Calibration determines the accuracy of the autoclave measurement systems by measuring the actual temperature inside when a given temperature is set. The electronics may be wrong, the temperature probe may be damaged, the pressure gauge (a useful backup) may also be wrong, etc. The accuracy of the timer should also be checked.
In extreme cases calibration, particularly if a UKAS laboratory is employed, provides a powerful demonstration in a court of law that due diligence has been properly exercised. It shows that ‘all reasonable care’ has been taken. On a day-to-day level, (whether any performance testing has taken place or not) calibration is a useful way of ensuring that all is working as it should and that any assumptions made in the settings of the equipment remain valid.
Temperature calibration checks being carried out
A calibration engineer will insert a calibrated probe into an autoclave and run it at a set temperature, taking sufficient readings. The actual procedures used will vary from company to company but all UKAS accredited calibration laboratories will work to approved procedures. The data is then used to produce a calibration certificate. The engineer may also attach seals to prevent access to areas that allow the calibration to be altered.
Calibration does not always include adjustment of the autoclave controls. Often the manufacturers’ control software is not accessible to untrained, third party engineers, for obvious reasons. If the autoclave cannot be adjusted and is significantly out, then the set temperature or time can be adjusted to compensate for the difference by using the data on the calibration certificate. If for any reason adjustment of an autoclave is not required the service engineer should be informed – preferably beforehand.
Is it worth the risk of not knowing if sterilisation has taken place properly? And, in this litigious world, is it worth the risk of the autoclave not being covered by a calibration certificate?
Without regular calibration any performance testing or validation work will become invalid.
The maintenance intervals between PQ tests should be determined based on documented experience and the need, type and previous performance of the autoclave. Regular maintenance such as gasket inspection, and cleaning of the chamber should be performed at the manufacturers recommended intervals and a full service should be performed at least annually, as should the safety check of the pressure vessel.
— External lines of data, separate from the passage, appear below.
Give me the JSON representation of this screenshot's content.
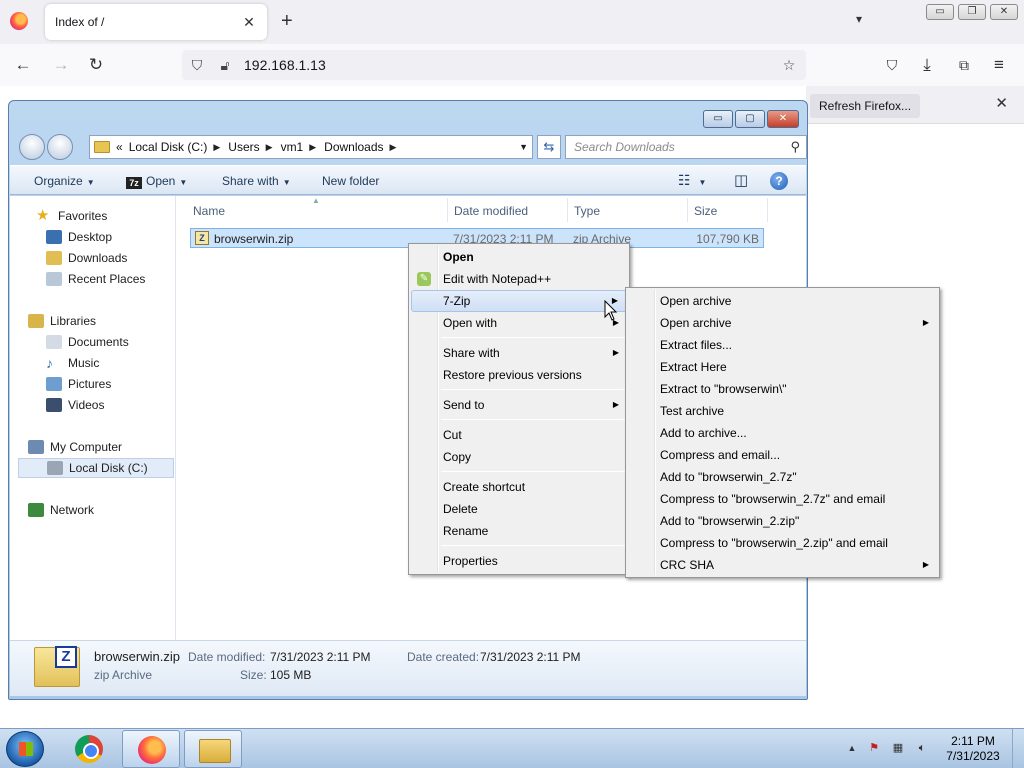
{
  "browser": {
    "tab_title": "Index of /",
    "tab_close": "✕",
    "new_tab": "+",
    "list_tabs": "▾",
    "url": "192.168.1.13",
    "refresh_firefox": "Refresh Firefox...",
    "notice_close": "✕",
    "win_min": "▭",
    "win_restore": "❐",
    "win_close": "✕"
  },
  "explorer": {
    "caption_min": "▭",
    "caption_max": "▢",
    "caption_close": "✕",
    "breadcrumb": [
      "«",
      "Local Disk (C:)",
      "Users",
      "vm1",
      "Downloads"
    ],
    "search_placeholder": "Search Downloads",
    "toolbar": {
      "organize": "Organize",
      "open": "Open",
      "share_with": "Share with",
      "new_folder": "New folder",
      "help": "?"
    },
    "nav": {
      "favorites": "Favorites",
      "desktop": "Desktop",
      "downloads": "Downloads",
      "recent_places": "Recent Places",
      "libraries": "Libraries",
      "documents": "Documents",
      "music": "Music",
      "pictures": "Pictures",
      "videos": "Videos",
      "my_computer": "My Computer",
      "local_disk": "Local Disk (C:)",
      "network": "Network"
    },
    "columns": {
      "name": "Name",
      "date_modified": "Date modified",
      "type": "Type",
      "size": "Size"
    },
    "file": {
      "name": "browserwin.zip",
      "date_modified": "7/31/2023 2:11 PM",
      "type": "zip Archive",
      "size": "107,790 KB"
    },
    "details": {
      "name": "browserwin.zip",
      "type": "zip Archive",
      "date_modified_label": "Date modified:",
      "date_modified": "7/31/2023 2:11 PM",
      "date_created_label": "Date created:",
      "date_created": "7/31/2023 2:11 PM",
      "size_label": "Size:",
      "size": "105 MB"
    }
  },
  "context_menu": {
    "open": "Open",
    "edit_notepad": "Edit with Notepad++",
    "seven_zip": "7-Zip",
    "open_with": "Open with",
    "share_with": "Share with",
    "restore_previous": "Restore previous versions",
    "send_to": "Send to",
    "cut": "Cut",
    "copy": "Copy",
    "create_shortcut": "Create shortcut",
    "delete": "Delete",
    "rename": "Rename",
    "properties": "Properties"
  },
  "submenu_7zip": {
    "items": [
      "Open archive",
      "Open archive",
      "Extract files...",
      "Extract Here",
      "Extract to \"browserwin\\\"",
      "Test archive",
      "Add to archive...",
      "Compress and email...",
      "Add to \"browserwin_2.7z\"",
      "Compress to \"browserwin_2.7z\" and email",
      "Add to \"browserwin_2.zip\"",
      "Compress to \"browserwin_2.zip\" and email",
      "CRC SHA"
    ]
  },
  "taskbar": {
    "time": "2:11 PM",
    "date": "7/31/2023"
  },
  "icons": {
    "submenu_arrow": "▶",
    "dropdown_arrow": "▼"
  }
}
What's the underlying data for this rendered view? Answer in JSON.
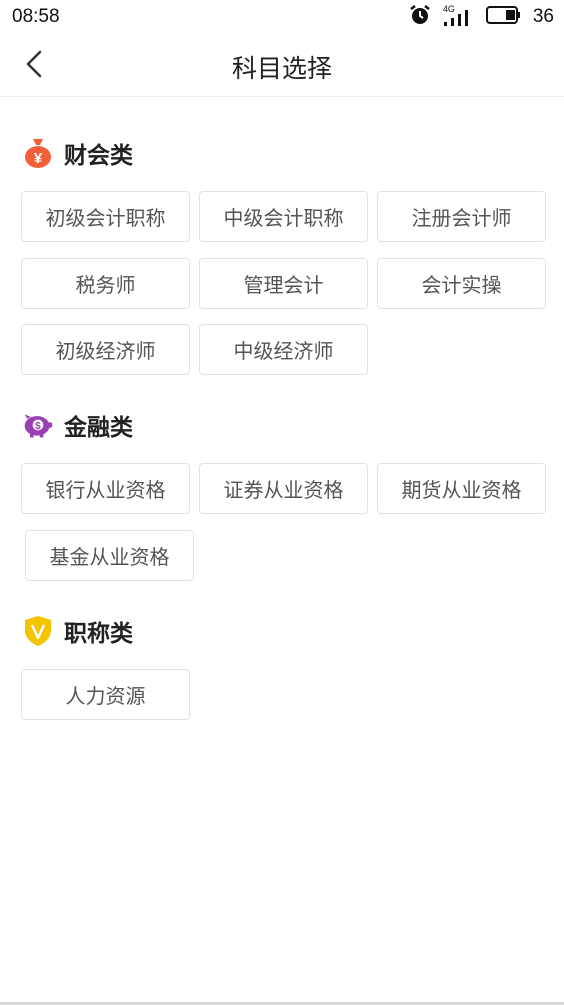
{
  "status_bar": {
    "time": "08:58",
    "network": "4G",
    "battery": "36"
  },
  "header": {
    "title": "科目选择"
  },
  "sections": [
    {
      "title": "财会类",
      "icon": "money-bag-icon",
      "icon_color": "#f2603a",
      "items": [
        "初级会计职称",
        "中级会计职称",
        "注册会计师",
        "税务师",
        "管理会计",
        "会计实操",
        "初级经济师",
        "中级经济师"
      ]
    },
    {
      "title": "金融类",
      "icon": "piggy-bank-icon",
      "icon_color": "#9b3fb5",
      "items": [
        "银行从业资格",
        "证券从业资格",
        "期货从业资格",
        "基金从业资格"
      ]
    },
    {
      "title": "职称类",
      "icon": "shield-v-icon",
      "icon_color": "#f5c400",
      "items": [
        "人力资源"
      ]
    }
  ]
}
Any repairs or modifications of the unit may require complete, or at least partial, recommissioning of the autoclave, including full PQ tests.
The results of all commissioning tests and PQ tests should be fully recorded, reviewed, accepted and archived by the relevant personnel in the organisation that uses the autoclave. These results may be recorded on suitable worksheets and certificates may be issued by third-party organisations that perform such tests.
Validation and PQ are an approval status that the autoclave is fit to use. Should the temperature in items being sterilised not reach the set temperature for the required time, not all spores will be destroyed. Validation is therefore required to ensure that the autoclave is operating correctly and that complete sterilisation is being achieved.
Regular calibration will also ensure that the initial expenditure on performance testing retains its value.